Ecology
When information is available, details of habitat, life history, habits and feeding ecology are given.
Sensitivity Rating
A SIGNAL (Stream Invertebrate Grade Number) grade is given for group, order and family levels. This is an indication of the pollution tolerance or intolerance of invertebrates within that taxonomic group. A grade 10 indicates a high sensitivity to pollution. A diverse community of high grade taxa indicates a healthy ecosystem. A grade of 1 indicates a greater tolerance to pollution. A community with high numbers of a few low grade taxa indicates a degraded aquatic habitat.

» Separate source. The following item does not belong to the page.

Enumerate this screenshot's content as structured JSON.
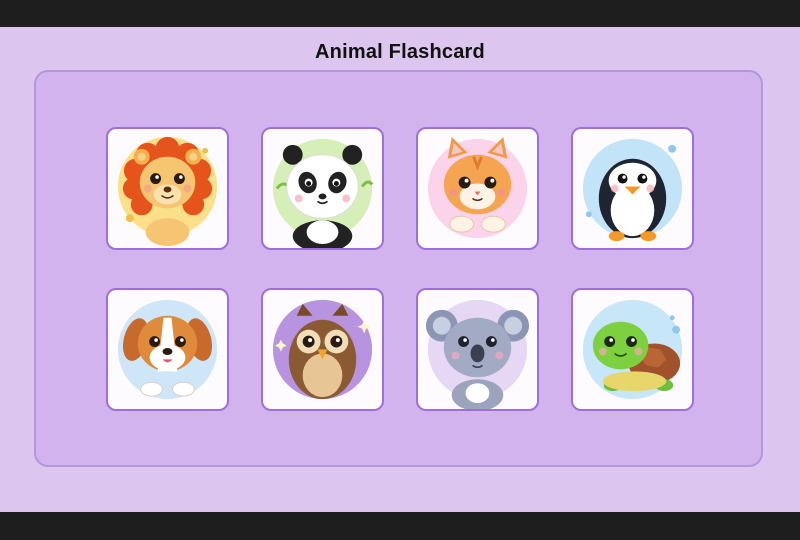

This information has been sourced from Chessman, B. (2003) New Sensitivity grades for Australian River Macroinvertebrates Marine and Freshwater Research 54: 95-103
AUSRIVAS Taxacode
Each identified taxon has a distinct numeric code that can be used in the AUSRIVAS software for determination of O/E scores.
Functional Feeding Groups

The functional feeding group (FFG) refers to the method by which each species of invertebrate obtains food. The relative abundance of macroinvertebrate functional feeding groups may reflect the in-stream processes of an aquatic habitat. Dominance of, or loss of a particular group may indicate a change in the ecological status of the stream or pool. The ideal 'healthy' aquatic habitat has representatives of each functional feeding group. In the absence of degradation of habitat or water quality, there will always be a natural dominance in relation to natural food sources e.g. an abundance of leaf litter will be reflected by an abundance of shredders.

The types of FFG used in this guide.

FFG

Trophic level

Food

Shredders 

Herbivores or Detritivores

living or decomposing vascular plant tissue

Filtering collectors 

Detritivores

suspended decomposing fine particulate organic matter

Gathering collectors 

Detritivores

deposited decomposing fine particulate organic matter 

Scrapers 

Herbivores

biofilm i.e. periphyton, bacteria, fungi

Predators (scavengers) Carnivores living (dead) animals

Macrophyte piercers

Herbivores

living vascular plant and algal fluids

adapted from Merrit, R.W. and Cummins, K.W. (editors) (1996) An introduction to the aquatic insects of North America. 3rd edn, Kendall-Hunt Publishing Co., USA
Information Sources
An acknowledgement of the publication(s) from which information has been obtained. At any time, click on information sources for a complete list of reference details.
Key to...
When available, the reference for a key to further identify a specimen to subsequent taxonomic levels is given.
download PDF (120KB)

The Murray~Darling Freshwater Research Centre

Disclaimer | Privacy | Acknowledgements | © 2013 Murray-Darling Freshwater Research Centre. All rights reserved.
Use of this Web site signifies your agreement to the Terms of Use.